Data excerpts
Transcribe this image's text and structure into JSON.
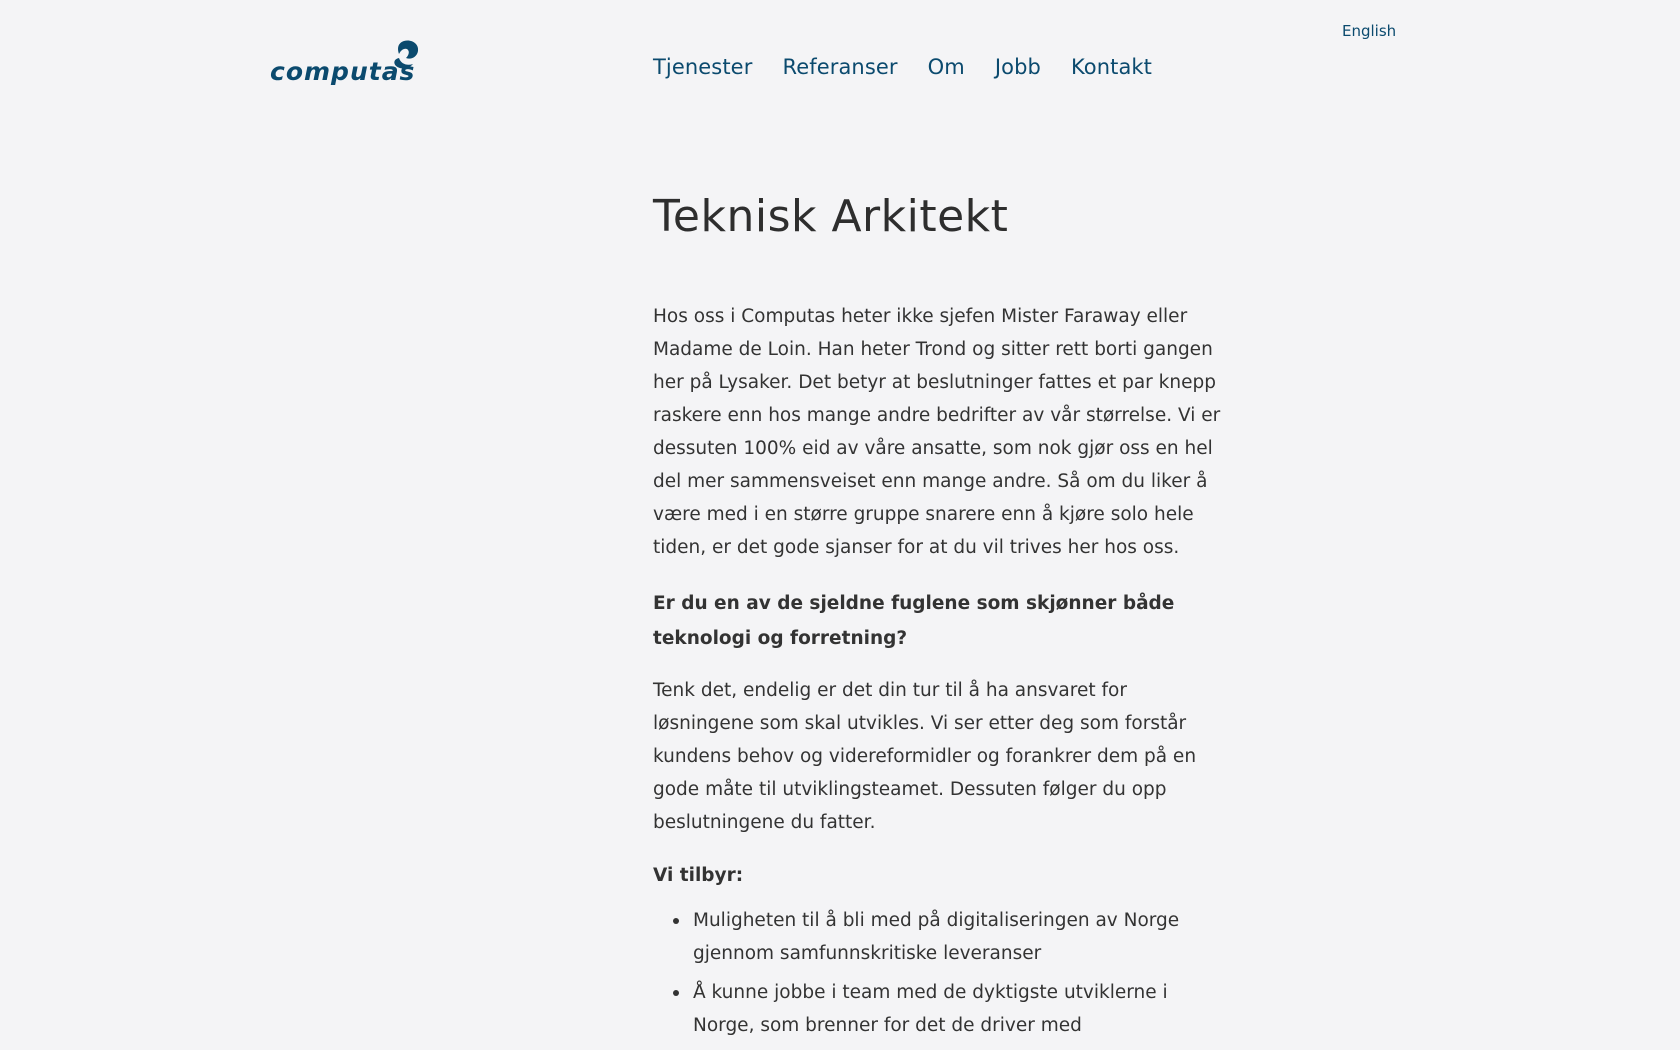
{
  "brand": {
    "logo_text": "computas",
    "color": "#0b4a6e"
  },
  "nav": {
    "items": [
      {
        "label": "Tjenester"
      },
      {
        "label": "Referanser"
      },
      {
        "label": "Om"
      },
      {
        "label": "Jobb"
      },
      {
        "label": "Kontakt"
      }
    ],
    "language_link": "English"
  },
  "article": {
    "title": "Teknisk Arkitekt",
    "intro": "Hos oss i Computas heter ikke sjefen Mister Faraway eller Madame de Loin. Han heter Trond og sitter rett borti gangen her på Lysaker. Det betyr at beslutninger fattes et par knepp raskere enn hos mange andre bedrifter av vår størrelse. Vi er dessuten 100% eid av våre ansatte, som nok gjør oss en hel del mer sammensveiset enn mange andre. Så om du liker å være med i en større gruppe snarere enn å kjøre solo hele tiden, er det gode sjanser for at du vil trives her hos oss.",
    "subheading": "Er du en av de sjeldne fuglene som skjønner både teknologi og forretning?",
    "paragraph": "Tenk det, endelig er det din tur til å ha ansvaret for løsningene som skal utvikles. Vi ser etter deg som forstår kundens behov og videreformidler og forankrer dem på en gode måte til utviklingsteamet. Dessuten følger du opp beslutningene du fatter.",
    "offer_heading": "Vi tilbyr:",
    "offers": [
      "Muligheten til å bli med på digitaliseringen av Norge gjennom samfunnskritiske leveranser",
      "Å kunne jobbe i team med de dyktigste utviklerne i Norge, som brenner for det de driver med"
    ]
  }
}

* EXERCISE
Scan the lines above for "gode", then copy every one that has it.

* ANSWER TO THIS TASK
    "intro": "Hos oss i Computas heter ikke sjefen Mister Faraway eller Madame de Loin. Han heter Trond og sitter rett borti gangen her på Lysaker. Det betyr at beslutninger fattes et par knepp raskere enn hos mange andre bedrifter av vår størrelse. Vi er dessuten 100% eid av våre ansatte, som nok gjør oss en hel del mer sammensveiset enn mange andre. Så om du liker å være med i en større gruppe snarere enn å kjøre solo hele tiden, er det gode sjanser for at du vil trives her hos oss.",
    "paragraph": "Tenk det, endelig er det din tur til å ha ansvaret for løsningene som skal utvikles. Vi ser etter deg som forstår kundens behov og videreformidler og forankrer dem på en gode måte til utviklingsteamet. Dessuten følger du opp beslutningene du fatter.",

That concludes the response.